Records for the task -
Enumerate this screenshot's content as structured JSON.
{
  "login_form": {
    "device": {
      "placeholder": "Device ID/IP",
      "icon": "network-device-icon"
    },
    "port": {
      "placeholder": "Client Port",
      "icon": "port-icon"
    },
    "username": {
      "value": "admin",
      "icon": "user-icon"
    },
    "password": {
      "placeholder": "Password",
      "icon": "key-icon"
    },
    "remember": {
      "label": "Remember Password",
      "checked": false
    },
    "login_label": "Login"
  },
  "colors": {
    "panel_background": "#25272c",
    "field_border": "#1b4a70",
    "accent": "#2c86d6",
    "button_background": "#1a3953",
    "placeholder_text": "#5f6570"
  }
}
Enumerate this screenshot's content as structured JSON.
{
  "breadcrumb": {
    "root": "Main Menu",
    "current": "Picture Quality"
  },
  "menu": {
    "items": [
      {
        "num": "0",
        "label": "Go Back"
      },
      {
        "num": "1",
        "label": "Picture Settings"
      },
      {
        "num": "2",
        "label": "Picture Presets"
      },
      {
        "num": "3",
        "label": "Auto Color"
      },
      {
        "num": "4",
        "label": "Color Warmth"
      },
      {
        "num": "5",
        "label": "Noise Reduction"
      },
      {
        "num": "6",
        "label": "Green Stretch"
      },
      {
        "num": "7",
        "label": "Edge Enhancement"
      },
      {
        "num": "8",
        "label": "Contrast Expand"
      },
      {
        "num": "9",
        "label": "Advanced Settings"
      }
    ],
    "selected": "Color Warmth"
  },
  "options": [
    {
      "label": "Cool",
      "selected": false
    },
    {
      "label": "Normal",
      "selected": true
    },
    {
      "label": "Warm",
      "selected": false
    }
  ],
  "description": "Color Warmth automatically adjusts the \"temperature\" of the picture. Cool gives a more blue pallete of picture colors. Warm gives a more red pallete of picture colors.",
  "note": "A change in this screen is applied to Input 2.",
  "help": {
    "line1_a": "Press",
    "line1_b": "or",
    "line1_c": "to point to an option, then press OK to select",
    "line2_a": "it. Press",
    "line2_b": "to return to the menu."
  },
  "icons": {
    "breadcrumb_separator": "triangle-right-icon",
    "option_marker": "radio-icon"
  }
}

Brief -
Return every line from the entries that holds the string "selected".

Your solution -
    "selected": "Color Warmth"
      "selected": false
      "selected": true
      "selected": false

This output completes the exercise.